Decapitation case moved to grand jury news gas utility boston


Deputy J.A. Conner with the Mercer County Sheriff’s Department testified that he found Mills when he answered a call the morning of April 1 about an unwanted person on a resident’s property. She was covered with blood, had a leather glove on her left hand, and a pocket knife clipped to the right-hand pocket of her pants. Conner said she “appeared to be very inebriated”. Conner then testified that Mills, who had a cut on her hand, told him that she had been attacked and thrown through a glass door. She would not name her attacker, and said she was homeless. Mills also gave a false name, but there were no records under that name.

Conner said Mills’s eyes were “heavily glazed” and she kept talking to an unseen person that she called “Daddy.” The Princeton Rescue Squad was contacted about treating any of her injuries, but she refused treatment. She became combative when told that she had to leave, stating that she wanted to “finish what she had started.”

Prosecuting Attorney George Sitler, who represented the state along with Assistant Prosecuting Attorney Anthony H. Heltzel, asked Conner if Mills appeared to be “oriented” and could answer questions about the date and who was president. Conner said Mills replied “Easter” and “Trump.”

When the Princeton Rescue Squad arrived, Mills said things such as “C’mon, let’s take the ambulance. We could have some fun,” before she resisted being placed in the cruiser, Conner testified. Mills also said it took eight people to put her into a cruiser the last time she was arrested, but there was no record of this; and she protested when her pocketknife was confiscated.

Mills kept talking while being driven to the department, kicking the cruiser’s partition between the back and front seats and screaming at times, saying she needed “to finish what she started” and to “get her stuff.” At one point, she said “he” could get Conner a car and pay him a large sum of money. Conner said he presumed that “he” was the “Daddy” that Mills kept talking to.

Attorney Joe Harvey, who is representing Mills with attorney John Byrd, asked Conner if he had any training in mental health. Conner replied that he did not. When asked if he could tell the difference between a mental health problem or inebriation, Conner stated that he could not.

When Harvey inquired how long it took Conner to respond after receiving that call about an unwanted person, Conner estimated that he was on scene within 20 to 25 minutes. Harvey then said that during this time, Mills was standing in a driveway, talking to a person called “Daddy” who wasn’t there.

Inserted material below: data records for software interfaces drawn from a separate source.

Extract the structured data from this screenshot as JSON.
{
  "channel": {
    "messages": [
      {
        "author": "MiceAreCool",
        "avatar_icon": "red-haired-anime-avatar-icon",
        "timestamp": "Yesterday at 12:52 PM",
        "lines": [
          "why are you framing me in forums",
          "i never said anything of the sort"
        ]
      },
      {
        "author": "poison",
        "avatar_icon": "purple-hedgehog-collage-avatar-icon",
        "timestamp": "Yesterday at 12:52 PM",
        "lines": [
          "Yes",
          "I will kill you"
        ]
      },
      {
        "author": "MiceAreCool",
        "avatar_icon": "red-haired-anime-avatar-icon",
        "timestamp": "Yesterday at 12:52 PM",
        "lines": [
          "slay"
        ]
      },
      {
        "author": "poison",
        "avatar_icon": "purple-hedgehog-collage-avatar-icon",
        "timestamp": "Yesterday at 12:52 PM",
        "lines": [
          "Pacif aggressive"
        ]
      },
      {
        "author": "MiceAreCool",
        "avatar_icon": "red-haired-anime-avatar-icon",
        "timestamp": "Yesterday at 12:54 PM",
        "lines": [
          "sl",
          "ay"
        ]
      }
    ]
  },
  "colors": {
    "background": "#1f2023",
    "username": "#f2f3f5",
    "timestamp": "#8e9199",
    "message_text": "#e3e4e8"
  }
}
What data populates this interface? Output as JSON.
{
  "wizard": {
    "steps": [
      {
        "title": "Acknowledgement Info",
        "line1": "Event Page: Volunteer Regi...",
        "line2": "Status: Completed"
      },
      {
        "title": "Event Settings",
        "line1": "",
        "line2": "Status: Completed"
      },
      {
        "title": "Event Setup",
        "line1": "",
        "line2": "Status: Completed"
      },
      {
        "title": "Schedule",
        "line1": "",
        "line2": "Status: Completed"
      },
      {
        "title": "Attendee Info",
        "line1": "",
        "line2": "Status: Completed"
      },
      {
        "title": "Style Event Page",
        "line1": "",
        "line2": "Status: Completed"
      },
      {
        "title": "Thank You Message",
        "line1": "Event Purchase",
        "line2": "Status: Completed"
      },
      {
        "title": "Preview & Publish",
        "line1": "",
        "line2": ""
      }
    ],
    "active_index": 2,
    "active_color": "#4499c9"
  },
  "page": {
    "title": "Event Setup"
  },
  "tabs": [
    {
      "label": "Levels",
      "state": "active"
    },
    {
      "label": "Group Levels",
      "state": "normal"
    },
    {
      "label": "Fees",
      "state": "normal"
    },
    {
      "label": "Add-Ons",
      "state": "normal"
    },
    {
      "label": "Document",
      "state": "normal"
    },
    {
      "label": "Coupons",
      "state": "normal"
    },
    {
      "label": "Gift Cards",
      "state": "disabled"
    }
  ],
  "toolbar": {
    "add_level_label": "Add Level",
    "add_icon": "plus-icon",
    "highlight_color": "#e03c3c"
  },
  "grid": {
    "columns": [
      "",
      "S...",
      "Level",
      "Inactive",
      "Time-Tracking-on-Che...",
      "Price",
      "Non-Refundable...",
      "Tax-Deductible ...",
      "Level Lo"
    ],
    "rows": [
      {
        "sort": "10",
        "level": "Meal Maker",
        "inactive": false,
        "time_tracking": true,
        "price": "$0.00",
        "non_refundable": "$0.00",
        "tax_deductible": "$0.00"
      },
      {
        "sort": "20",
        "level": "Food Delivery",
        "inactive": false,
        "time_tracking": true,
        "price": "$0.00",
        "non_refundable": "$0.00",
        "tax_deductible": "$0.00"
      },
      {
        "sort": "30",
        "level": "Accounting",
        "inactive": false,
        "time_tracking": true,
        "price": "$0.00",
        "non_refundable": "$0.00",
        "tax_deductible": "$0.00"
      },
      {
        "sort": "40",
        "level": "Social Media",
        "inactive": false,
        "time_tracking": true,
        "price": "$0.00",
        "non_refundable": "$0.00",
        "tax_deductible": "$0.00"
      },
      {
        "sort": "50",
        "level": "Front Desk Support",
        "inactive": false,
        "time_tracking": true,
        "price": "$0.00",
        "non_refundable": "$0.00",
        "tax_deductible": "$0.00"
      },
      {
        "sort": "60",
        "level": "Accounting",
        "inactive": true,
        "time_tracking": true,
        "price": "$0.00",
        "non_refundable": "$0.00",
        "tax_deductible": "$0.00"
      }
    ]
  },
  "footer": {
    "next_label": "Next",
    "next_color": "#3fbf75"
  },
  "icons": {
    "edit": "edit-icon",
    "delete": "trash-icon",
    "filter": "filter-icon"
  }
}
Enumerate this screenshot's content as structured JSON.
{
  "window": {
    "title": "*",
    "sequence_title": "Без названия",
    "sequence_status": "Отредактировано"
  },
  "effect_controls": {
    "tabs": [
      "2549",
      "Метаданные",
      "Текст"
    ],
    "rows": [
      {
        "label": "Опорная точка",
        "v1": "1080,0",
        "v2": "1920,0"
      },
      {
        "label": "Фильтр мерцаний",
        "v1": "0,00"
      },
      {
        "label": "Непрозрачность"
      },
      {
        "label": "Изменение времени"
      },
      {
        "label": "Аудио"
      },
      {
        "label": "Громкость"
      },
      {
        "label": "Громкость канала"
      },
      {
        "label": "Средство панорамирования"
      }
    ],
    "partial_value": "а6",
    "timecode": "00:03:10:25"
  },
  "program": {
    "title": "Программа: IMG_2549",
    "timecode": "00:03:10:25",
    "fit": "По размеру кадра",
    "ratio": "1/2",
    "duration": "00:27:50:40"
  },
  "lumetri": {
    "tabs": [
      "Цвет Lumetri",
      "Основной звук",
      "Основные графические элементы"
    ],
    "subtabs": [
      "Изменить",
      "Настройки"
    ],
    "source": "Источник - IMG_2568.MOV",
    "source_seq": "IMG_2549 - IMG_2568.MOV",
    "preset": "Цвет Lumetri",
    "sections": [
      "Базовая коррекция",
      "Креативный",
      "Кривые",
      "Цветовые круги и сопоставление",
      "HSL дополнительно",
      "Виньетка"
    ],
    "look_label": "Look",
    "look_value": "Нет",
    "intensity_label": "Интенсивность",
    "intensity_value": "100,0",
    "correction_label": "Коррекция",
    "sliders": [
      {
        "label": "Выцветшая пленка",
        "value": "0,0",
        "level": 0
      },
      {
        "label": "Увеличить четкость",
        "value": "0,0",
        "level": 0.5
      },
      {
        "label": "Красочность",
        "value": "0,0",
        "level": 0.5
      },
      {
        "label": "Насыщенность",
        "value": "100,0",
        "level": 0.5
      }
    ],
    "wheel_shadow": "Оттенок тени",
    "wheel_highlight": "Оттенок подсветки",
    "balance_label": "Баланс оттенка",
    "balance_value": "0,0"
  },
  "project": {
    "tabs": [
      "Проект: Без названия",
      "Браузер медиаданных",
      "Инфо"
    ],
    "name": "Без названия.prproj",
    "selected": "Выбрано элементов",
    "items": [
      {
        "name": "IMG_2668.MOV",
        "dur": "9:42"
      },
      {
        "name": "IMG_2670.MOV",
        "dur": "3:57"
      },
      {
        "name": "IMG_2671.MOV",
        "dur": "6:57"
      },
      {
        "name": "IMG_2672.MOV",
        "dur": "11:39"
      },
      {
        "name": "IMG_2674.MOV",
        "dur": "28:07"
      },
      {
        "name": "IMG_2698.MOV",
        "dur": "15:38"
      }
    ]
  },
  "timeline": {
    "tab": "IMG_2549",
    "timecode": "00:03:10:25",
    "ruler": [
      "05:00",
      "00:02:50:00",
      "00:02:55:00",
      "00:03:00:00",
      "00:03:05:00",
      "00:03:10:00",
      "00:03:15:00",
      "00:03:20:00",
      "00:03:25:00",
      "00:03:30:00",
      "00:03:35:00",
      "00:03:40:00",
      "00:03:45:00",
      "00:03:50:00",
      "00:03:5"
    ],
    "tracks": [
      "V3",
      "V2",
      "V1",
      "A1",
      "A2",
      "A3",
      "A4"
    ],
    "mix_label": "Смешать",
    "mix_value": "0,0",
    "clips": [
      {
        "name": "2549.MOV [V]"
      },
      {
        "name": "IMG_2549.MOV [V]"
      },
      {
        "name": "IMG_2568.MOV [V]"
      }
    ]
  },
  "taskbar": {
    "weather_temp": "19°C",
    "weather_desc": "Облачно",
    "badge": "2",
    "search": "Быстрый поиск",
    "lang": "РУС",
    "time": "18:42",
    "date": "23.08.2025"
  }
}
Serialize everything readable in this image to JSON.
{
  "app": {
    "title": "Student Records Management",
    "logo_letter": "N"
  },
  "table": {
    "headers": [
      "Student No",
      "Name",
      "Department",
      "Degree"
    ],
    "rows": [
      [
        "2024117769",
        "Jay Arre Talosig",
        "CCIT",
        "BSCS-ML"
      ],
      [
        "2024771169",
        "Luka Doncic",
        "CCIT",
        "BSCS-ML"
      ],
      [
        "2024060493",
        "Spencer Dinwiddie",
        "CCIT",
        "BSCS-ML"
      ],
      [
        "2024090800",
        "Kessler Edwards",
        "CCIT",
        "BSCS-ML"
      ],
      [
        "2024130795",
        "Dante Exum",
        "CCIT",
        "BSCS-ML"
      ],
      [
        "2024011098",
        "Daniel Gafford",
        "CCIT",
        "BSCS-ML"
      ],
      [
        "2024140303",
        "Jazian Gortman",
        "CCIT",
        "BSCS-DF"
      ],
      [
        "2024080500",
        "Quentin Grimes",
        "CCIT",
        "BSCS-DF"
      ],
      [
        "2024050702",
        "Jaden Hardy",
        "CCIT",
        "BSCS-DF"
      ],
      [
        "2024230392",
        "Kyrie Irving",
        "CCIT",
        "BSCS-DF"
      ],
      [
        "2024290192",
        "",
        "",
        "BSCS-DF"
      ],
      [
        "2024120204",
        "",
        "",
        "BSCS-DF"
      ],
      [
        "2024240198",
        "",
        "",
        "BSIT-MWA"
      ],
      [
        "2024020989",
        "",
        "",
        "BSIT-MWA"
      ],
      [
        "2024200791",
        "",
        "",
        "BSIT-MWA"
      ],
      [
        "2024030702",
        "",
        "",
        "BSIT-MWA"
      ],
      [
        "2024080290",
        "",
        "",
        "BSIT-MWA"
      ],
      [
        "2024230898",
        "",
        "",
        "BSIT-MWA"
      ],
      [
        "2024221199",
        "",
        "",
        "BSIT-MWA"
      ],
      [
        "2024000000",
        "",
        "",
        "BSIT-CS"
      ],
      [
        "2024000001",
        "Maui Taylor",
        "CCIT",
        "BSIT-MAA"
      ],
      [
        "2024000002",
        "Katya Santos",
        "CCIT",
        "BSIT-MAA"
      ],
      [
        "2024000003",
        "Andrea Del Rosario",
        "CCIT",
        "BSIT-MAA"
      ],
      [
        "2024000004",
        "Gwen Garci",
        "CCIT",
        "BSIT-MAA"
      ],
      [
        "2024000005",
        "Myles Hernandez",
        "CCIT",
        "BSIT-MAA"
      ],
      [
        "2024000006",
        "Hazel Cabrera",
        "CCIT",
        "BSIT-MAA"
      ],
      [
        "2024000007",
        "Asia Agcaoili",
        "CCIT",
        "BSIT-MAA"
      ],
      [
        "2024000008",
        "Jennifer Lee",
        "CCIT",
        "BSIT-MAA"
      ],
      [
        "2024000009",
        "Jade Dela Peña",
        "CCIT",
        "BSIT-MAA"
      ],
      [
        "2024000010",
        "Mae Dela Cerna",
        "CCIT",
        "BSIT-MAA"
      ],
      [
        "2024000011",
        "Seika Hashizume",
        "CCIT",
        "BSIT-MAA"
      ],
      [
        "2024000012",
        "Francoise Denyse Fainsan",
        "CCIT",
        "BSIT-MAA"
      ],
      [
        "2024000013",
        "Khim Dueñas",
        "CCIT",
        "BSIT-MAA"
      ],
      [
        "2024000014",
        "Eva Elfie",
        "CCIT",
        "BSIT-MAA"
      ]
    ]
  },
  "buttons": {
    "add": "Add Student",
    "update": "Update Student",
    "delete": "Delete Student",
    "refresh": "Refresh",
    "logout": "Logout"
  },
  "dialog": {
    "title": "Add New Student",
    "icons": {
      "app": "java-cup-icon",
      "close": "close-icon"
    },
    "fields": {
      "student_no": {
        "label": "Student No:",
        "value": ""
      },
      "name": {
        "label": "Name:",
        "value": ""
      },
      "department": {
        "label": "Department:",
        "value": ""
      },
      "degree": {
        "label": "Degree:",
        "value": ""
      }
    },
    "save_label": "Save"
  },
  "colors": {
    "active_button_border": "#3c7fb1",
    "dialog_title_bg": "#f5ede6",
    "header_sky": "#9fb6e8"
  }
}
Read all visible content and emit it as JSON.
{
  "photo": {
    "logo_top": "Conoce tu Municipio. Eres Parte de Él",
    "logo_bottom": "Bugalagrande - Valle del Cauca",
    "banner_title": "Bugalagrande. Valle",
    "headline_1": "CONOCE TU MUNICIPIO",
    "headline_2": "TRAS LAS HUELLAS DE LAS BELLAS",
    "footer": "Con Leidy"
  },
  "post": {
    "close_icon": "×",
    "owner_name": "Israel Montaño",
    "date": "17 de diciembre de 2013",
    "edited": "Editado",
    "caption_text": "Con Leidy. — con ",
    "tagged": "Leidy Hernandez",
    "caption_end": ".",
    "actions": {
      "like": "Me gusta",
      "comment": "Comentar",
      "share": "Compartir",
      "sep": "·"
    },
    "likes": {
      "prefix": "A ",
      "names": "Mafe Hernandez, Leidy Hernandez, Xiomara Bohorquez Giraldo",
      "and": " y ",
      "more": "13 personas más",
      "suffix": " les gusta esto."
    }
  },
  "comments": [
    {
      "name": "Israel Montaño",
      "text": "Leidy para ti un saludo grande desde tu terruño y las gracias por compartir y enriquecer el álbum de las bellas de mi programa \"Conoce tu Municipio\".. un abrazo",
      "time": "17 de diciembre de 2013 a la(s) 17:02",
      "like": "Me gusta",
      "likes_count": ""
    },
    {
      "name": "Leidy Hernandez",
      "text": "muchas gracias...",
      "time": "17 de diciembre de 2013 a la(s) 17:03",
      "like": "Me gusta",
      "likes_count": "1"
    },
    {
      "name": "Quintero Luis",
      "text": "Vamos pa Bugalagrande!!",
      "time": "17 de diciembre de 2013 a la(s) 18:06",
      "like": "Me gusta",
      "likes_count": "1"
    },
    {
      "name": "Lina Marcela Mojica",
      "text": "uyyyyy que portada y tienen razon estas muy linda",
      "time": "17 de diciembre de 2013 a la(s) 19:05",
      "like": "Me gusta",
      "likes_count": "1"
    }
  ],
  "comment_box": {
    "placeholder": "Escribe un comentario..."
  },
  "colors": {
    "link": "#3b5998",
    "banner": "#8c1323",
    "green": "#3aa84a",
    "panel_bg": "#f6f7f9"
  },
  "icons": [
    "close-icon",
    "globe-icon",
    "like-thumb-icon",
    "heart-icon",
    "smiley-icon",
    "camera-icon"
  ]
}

Harvey later asked Detective L.L. Addair of the Mercer County Sheriff’s Department if a cause of death had been determined. Addair replied that the State Medical Examiner had told him that it would take six months to know the answer to that question; however, lacerations to the head were consistent with a wrench found at the scene.

Mills was first charged with second-degree murder, but this was later changed to first-degree murder. Addair testified that Mills had approached a man she knew, Joe Fleming, and asked him for cans of gasoline and to borrow his chainsaw, saying “she had to do this, she needed to do this.”

Addair later said that Mills visited Fleming twice. On the first visit, she wanted to use his chainsaw and vehicle, and later returned and asked about gasoline. The case was still under investigation Friday, and the sequence of events – whether Mills asked about a chainsaw and gas occurred before or after White’s death – was still being determined.

White’s body was found in the bedroom, Addair said. Due to the blood splatter on its walls, four knives found in the house and one in a vehicle parked outside, it was determined that he was decapitated in the bedroom. One of the knives was found on a desk and other on a TV stand, and one under the victim’s body. A glove matching the one Mills was wearing when Conner found her was discovered in the house.

White’s body had multiple stab wounds and a large laceration to the chest, Addair said. The vehicle, registered to Mill’s mother, which was parked outside White’s home, had blood and hair on the hood, and blood in the passenger area. It was “almost out of gas.” When Harvey asked Addair about whether Mills had a rational reason to walk through the woods from White’s home to where she was found, Addair again referred to the vehicle being almost out of fuel.